18 U.S.C. § 924(e) (2) (B) defines "violent felony" for purposes of sentence enhancement as:
any crime punishable by imprisonment for a term exceeding one year ... that--
(i) has as an element the use, attempted use, or threatened use of physical force against the person of another; or
(ii) is burglary, ... or otherwise involves conduct that presents a serious potential risk of physical injury to another.
We express no opinion as to whether convictions under the California burglary statute would qualify as "violent felon [ies]" for purposes of 18 U.S.C. § 924(e) (2) (B) (ii). Cf. United States v. Bermudez, 744 F. Supp. 217 (C.D. Cal. 1990) (holding that "burglary" as defined in section 459 of the California Penal Code does not contain all of the elements required by Taylor under 18 U.S.C. § 924(e) (2) (B) (ii))
Becker also argues that because Congress made an abortive effort to define a federal crime of burglary that included a nighttime component before it passed what became 18 U.S.C. § 16, any subsequent references to burglary by Congress should be construed to require a nighttime component. We do not see why Congress' failure to define burglary as requiring a nighttime component should be read as an adoption of the common-law definition of burglary, rather than a rejection of that definition. In any event, since Congress did not even use the term "burglary" in 18 U.S.C. § 16, any prior understanding of that term is largely irrelevant here
The government argues that Becker's first degree burglary convictions qualify as crimes of violence under the Guidelines on the basis of the particular conduct that led to those convictions.

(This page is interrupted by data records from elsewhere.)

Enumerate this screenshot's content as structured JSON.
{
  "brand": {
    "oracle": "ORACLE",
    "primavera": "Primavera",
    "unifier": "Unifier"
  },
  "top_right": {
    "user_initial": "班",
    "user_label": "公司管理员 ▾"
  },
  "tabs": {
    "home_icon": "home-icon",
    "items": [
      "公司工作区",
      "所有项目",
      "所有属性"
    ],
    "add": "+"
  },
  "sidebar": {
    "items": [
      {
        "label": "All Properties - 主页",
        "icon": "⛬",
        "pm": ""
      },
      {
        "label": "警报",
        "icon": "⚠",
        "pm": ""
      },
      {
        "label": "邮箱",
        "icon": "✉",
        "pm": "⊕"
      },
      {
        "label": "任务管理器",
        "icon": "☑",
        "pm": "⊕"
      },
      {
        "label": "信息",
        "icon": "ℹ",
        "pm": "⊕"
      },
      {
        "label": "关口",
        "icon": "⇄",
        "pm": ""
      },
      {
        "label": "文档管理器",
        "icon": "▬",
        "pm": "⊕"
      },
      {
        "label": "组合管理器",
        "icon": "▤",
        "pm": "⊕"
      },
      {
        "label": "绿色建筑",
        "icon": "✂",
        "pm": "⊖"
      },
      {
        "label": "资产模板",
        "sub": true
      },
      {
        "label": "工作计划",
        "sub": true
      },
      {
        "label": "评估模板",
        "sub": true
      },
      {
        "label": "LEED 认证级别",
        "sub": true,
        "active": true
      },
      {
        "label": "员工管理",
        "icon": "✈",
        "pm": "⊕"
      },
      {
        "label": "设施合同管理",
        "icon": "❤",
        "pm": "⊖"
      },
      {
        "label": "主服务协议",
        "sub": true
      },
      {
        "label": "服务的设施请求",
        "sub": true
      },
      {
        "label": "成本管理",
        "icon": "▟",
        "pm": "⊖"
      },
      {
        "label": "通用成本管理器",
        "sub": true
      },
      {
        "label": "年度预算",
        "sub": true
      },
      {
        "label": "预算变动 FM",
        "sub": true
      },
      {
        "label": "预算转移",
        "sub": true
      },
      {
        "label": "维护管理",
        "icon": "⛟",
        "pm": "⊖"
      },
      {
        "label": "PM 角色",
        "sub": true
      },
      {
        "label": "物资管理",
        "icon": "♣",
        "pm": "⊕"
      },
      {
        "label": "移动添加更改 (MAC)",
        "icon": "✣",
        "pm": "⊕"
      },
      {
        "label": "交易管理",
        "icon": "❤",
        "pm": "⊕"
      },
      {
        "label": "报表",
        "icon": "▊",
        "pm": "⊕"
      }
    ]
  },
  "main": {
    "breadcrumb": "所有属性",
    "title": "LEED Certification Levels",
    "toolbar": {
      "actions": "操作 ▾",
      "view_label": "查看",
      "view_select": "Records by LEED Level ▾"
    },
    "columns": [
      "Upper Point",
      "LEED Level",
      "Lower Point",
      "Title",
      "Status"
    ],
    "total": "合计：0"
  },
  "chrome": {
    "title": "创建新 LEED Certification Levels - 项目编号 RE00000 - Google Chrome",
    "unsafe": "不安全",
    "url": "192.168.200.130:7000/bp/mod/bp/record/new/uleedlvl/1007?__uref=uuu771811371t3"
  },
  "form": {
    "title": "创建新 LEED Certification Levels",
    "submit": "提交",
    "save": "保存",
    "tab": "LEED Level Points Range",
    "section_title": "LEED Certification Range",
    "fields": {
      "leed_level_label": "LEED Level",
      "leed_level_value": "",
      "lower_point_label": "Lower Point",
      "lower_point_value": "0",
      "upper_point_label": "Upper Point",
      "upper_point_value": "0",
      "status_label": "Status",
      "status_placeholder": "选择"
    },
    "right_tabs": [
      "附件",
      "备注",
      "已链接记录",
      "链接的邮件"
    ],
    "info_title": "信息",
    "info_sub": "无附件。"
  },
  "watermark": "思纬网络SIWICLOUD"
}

In Taylor, the Supreme Court noted that under the Armed Career Criminal Act a sentencing court may look beyond the statutory definition of the prior offenses "in a narrow range of cases where a jury was actually required to find all of the elements of generic burglary [as shown by] the indictment or information and jury instructions...." 110 S. Ct. at 2160. See also United States v. O'Neal, 910 F.2d 663, 666 (9th Cir. 1990) (holding that the defendant's conviction for second degree burglary under California law constituted a crime of violence under the Armed Career Criminal Act where the charging paper revealed that his actual conduct satisfied the Taylor test). Because we hold that first degree burglary under California law defines a crime of violence, we need not decide whether a narrow exception to the categorical approach identical to that used in Taylor is applicable in cases under the Guidelines as well, or whether under the Guidelines the sentencing court is precluded in all cases from inquiring into the actual conduct that resulted in a defendant's prior convictions. Cf. id. at 667 (leaving open the question whether the Guidelines ever permit the sentencing court to analyze the defendant's particular conduct in the offense for which he is being sentenced)